**What is needed**
Each entry, in full: copy it out exactly.

(Collection entries)
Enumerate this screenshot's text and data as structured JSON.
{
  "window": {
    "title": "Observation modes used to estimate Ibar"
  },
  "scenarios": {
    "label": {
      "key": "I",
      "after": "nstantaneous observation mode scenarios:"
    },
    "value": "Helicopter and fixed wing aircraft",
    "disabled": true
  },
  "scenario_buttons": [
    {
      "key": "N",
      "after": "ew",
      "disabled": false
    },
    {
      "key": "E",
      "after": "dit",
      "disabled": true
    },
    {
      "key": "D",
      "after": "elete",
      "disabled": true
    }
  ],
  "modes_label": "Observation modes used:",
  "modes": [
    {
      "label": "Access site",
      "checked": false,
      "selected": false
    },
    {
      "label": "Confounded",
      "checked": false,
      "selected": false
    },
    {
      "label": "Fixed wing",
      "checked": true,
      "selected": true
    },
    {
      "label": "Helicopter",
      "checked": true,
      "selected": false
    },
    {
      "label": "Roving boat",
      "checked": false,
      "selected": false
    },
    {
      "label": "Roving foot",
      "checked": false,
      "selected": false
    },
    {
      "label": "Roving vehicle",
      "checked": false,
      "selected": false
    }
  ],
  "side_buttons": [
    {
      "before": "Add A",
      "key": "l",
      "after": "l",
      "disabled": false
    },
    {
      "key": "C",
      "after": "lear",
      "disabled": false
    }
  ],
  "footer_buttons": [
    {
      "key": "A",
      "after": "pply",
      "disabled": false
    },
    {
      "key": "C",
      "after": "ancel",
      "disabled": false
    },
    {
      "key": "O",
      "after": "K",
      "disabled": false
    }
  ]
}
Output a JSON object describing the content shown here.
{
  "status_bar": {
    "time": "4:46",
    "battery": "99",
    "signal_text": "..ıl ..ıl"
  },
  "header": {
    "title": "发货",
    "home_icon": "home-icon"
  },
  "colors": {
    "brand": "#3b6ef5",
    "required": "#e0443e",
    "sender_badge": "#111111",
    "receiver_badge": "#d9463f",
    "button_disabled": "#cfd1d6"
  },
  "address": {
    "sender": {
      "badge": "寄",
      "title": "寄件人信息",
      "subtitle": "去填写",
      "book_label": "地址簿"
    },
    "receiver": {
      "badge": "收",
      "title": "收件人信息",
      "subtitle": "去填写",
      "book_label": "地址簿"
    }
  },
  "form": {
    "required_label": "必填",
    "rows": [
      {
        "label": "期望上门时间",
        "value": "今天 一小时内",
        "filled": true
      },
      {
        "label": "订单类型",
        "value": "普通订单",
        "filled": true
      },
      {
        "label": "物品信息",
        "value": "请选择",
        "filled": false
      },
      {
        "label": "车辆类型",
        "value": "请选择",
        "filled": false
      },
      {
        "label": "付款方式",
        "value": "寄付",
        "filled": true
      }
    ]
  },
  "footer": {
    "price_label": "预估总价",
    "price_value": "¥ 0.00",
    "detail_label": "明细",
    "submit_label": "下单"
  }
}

**Output for this exercise**
Enumerate this screenshot's text and data as structured JSON.
{
  "window": {
    "title": "Observation modes used to estimate Ibar"
  },
  "scenarios": {
    "label": {
      "key": "I",
      "after": "nstantaneous observation mode scenarios:"
    },
    "value": "Helicopter and fixed wing aircraft",
    "disabled": true
  },
  "scenario_buttons": [
    {
      "key": "N",
      "after": "ew",
      "disabled": false
    },
    {
      "key": "E",
      "after": "dit",
      "disabled": true
    },
    {
      "key": "D",
      "after": "elete",
      "disabled": true
    }
  ],
  "modes_label": "Observation modes used:",
  "modes": [
    {
      "label": "Access site",
      "checked": false,
      "selected": false
    },
    {
      "label": "Confounded",
      "checked": false,
      "selected": false
    },
    {
      "label": "Fixed wing",
      "checked": true,
      "selected": true
    },
    {
      "label": "Helicopter",
      "checked": true,
      "selected": false
    },
    {
      "label": "Roving boat",
      "checked": false,
      "selected": false
    },
    {
      "label": "Roving foot",
      "checked": false,
      "selected": false
    },
    {
      "label": "Roving vehicle",
      "checked": false,
      "selected": false
    }
  ],
  "side_buttons": [
    {
      "before": "Add A",
      "key": "l",
      "after": "l",
      "disabled": false
    },
    {
      "key": "C",
      "after": "lear",
      "disabled": false
    }
  ],
  "footer_buttons": [
    {
      "key": "A",
      "after": "pply",
      "disabled": false
    },
    {
      "key": "C",
      "after": "ancel",
      "disabled": false
    },
    {
      "key": "O",
      "after": "K",
      "disabled": false
    }
  ]
}
Output a JSON object describing the content shown here.
{
  "status_bar": {
    "time": "4:46",
    "battery": "99",
    "signal_text": "..ıl ..ıl"
  },
  "header": {
    "title": "发货",
    "home_icon": "home-icon"
  },
  "colors": {
    "brand": "#3b6ef5",
    "required": "#e0443e",
    "sender_badge": "#111111",
    "receiver_badge": "#d9463f",
    "button_disabled": "#cfd1d6"
  },
  "address": {
    "sender": {
      "badge": "寄",
      "title": "寄件人信息",
      "subtitle": "去填写",
      "book_label": "地址簿"
    },
    "receiver": {
      "badge": "收",
      "title": "收件人信息",
      "subtitle": "去填写",
      "book_label": "地址簿"
    }
  },
  "form": {
    "required_label": "必填",
    "rows": [
      {
        "label": "期望上门时间",
        "value": "今天 一小时内",
        "filled": true
      },
      {
        "label": "订单类型",
        "value": "普通订单",
        "filled": true
      },
      {
        "label": "物品信息",
        "value": "请选择",
        "filled": false
      },
      {
        "label": "车辆类型",
        "value": "请选择",
        "filled": false
      },
      {
        "label": "付款方式",
        "value": "寄付",
        "filled": true
      }
    ]
  },
  "footer": {
    "price_label": "预估总价",
    "price_value": "¥ 0.00",
    "detail_label": "明细",
    "submit_label": "下单"
  }
}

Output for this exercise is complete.